(Dataset rows for apps and sites)
────────────────

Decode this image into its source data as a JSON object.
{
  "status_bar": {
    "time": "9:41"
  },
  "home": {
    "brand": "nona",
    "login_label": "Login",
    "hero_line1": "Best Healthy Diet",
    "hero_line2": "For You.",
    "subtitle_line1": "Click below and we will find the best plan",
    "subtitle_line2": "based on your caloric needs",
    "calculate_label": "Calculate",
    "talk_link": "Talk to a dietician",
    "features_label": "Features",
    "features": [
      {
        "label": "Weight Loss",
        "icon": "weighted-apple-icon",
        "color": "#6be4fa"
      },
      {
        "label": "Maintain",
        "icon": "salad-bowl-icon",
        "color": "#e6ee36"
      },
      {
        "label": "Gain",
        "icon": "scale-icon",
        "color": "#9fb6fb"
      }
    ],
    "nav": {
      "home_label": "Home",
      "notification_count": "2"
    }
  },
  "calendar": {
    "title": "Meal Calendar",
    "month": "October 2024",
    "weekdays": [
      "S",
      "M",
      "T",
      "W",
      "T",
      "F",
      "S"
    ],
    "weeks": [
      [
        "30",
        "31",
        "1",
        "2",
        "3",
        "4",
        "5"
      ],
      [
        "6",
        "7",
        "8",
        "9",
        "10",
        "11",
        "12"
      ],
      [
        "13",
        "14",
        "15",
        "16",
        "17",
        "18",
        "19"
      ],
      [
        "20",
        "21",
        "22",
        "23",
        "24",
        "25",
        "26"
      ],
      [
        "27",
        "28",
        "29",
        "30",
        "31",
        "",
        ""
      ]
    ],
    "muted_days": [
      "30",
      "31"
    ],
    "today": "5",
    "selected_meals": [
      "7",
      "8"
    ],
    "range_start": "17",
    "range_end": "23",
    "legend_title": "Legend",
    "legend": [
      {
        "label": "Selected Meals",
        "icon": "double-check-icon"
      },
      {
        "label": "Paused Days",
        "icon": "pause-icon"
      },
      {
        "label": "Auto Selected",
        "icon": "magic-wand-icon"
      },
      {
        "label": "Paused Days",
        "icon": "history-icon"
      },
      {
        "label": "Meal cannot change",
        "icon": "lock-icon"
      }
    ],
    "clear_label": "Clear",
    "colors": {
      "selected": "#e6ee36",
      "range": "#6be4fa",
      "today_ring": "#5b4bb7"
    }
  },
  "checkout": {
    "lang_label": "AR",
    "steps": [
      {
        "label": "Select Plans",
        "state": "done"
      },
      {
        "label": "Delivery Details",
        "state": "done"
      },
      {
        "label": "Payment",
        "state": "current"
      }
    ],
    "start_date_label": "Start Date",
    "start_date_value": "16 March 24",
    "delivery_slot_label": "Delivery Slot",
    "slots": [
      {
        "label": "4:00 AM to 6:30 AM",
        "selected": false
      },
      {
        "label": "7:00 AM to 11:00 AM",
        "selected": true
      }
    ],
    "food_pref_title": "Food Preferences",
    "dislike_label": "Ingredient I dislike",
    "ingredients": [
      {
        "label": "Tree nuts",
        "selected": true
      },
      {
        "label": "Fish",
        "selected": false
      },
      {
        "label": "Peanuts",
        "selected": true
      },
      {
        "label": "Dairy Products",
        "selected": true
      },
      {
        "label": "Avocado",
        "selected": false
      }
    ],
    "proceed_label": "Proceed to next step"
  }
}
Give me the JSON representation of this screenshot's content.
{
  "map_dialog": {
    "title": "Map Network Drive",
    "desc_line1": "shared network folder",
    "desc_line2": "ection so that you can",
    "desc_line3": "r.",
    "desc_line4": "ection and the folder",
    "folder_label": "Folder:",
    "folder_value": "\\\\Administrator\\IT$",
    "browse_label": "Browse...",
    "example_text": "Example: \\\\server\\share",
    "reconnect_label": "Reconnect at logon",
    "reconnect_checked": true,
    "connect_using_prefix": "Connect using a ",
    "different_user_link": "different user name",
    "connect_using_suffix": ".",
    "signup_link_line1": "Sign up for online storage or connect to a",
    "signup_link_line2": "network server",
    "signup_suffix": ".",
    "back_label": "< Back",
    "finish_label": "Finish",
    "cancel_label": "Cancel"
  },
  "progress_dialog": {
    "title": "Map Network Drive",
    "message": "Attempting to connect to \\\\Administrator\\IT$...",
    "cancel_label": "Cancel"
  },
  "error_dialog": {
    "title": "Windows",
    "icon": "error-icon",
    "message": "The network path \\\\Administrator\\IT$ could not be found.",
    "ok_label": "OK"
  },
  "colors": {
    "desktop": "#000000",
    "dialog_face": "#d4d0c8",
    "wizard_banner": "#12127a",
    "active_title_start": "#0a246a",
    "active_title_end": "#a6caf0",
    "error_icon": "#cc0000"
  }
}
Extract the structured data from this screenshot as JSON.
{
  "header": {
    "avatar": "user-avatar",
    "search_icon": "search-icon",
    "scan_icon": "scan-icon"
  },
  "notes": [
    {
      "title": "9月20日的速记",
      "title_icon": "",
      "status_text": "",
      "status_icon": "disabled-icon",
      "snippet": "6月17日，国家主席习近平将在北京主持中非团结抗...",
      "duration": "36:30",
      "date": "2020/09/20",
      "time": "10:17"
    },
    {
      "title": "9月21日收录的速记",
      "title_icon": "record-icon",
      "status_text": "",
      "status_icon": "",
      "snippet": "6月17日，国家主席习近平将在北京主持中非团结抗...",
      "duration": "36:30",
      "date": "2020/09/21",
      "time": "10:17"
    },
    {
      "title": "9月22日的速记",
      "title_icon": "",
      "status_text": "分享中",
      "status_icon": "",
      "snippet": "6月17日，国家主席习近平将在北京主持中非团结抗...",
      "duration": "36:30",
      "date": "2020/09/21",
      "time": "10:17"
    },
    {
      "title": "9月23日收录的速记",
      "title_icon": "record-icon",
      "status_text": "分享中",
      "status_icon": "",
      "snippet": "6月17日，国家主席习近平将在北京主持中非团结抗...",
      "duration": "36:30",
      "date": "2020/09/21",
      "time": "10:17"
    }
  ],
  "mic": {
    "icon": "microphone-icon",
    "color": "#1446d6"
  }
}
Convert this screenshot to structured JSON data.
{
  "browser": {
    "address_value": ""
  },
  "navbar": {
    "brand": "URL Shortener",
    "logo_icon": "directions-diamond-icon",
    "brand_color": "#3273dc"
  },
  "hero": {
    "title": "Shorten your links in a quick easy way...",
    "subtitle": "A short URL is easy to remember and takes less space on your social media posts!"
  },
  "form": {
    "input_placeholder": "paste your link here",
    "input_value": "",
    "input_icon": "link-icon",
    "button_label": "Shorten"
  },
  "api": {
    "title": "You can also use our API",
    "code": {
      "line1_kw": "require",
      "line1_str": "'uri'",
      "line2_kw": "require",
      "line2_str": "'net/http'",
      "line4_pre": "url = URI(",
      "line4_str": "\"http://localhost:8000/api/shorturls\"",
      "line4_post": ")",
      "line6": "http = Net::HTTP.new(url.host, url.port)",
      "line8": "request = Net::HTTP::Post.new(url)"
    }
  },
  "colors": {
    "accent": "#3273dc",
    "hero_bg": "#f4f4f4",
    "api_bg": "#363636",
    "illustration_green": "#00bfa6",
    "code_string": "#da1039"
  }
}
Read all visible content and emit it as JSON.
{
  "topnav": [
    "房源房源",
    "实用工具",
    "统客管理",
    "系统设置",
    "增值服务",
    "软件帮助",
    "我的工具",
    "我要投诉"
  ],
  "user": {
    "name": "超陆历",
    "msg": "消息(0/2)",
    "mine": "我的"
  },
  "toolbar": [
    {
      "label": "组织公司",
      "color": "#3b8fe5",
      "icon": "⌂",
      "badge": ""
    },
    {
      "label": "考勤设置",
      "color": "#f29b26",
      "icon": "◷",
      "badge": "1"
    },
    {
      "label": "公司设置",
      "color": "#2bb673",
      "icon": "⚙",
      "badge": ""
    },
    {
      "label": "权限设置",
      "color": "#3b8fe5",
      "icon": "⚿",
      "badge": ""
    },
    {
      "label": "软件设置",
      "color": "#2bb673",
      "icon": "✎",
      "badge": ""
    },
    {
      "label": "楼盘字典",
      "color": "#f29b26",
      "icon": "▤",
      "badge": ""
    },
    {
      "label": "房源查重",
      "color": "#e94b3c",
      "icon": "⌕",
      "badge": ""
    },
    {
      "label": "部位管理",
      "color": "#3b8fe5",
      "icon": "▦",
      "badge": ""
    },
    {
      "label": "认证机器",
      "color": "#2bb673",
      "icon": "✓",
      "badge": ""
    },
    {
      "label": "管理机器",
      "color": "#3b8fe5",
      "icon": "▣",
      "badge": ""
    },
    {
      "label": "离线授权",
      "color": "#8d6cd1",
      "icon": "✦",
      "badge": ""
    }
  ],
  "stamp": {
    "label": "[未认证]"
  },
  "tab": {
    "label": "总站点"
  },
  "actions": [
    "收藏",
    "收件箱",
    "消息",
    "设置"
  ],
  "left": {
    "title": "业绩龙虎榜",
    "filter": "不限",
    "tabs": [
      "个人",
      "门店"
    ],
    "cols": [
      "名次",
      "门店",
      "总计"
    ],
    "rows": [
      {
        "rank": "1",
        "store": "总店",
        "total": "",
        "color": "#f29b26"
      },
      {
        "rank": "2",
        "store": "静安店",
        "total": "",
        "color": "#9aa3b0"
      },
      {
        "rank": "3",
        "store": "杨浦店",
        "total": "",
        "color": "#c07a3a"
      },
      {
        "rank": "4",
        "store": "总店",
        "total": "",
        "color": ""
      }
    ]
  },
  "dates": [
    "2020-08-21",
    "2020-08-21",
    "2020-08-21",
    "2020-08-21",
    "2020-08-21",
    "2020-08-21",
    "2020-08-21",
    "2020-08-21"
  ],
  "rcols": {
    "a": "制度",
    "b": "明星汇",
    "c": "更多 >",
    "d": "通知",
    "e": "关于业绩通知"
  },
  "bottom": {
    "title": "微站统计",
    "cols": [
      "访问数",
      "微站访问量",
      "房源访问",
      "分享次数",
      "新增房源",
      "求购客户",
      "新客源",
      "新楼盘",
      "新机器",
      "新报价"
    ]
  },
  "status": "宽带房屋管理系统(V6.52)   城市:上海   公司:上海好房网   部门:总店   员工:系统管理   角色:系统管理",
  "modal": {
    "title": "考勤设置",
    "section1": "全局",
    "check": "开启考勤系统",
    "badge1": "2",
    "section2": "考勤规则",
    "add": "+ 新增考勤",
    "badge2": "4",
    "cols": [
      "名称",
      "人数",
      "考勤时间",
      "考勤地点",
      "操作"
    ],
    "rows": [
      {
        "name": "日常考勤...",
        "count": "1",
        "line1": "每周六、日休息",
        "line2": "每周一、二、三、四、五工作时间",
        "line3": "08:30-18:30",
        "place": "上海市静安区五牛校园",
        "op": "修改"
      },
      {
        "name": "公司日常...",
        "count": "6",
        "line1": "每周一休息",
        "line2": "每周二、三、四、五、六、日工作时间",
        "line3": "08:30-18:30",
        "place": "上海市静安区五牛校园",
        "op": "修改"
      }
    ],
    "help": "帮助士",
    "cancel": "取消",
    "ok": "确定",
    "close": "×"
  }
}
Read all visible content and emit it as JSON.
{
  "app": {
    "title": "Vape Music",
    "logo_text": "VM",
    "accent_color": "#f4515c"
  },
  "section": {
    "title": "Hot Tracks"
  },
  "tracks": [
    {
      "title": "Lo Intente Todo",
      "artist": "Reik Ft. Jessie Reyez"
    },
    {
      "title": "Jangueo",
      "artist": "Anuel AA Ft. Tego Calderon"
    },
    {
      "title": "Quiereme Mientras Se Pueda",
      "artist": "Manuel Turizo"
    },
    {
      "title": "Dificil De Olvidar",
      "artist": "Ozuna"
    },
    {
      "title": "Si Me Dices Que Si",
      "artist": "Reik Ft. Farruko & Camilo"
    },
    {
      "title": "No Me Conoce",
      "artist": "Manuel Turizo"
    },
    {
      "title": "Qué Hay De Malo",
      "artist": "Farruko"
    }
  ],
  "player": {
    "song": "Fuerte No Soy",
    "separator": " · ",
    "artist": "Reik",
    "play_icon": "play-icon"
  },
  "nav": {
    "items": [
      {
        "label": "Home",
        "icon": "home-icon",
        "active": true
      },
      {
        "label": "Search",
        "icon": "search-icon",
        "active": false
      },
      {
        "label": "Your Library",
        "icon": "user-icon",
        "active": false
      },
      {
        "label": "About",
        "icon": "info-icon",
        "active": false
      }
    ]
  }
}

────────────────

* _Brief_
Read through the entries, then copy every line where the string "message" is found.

* _Reply_
    "message": "Attempting to connect to \\\\Administrator\\IT$...",
    "message": "The network path \\\\Administrator\\IT$ could not be found.",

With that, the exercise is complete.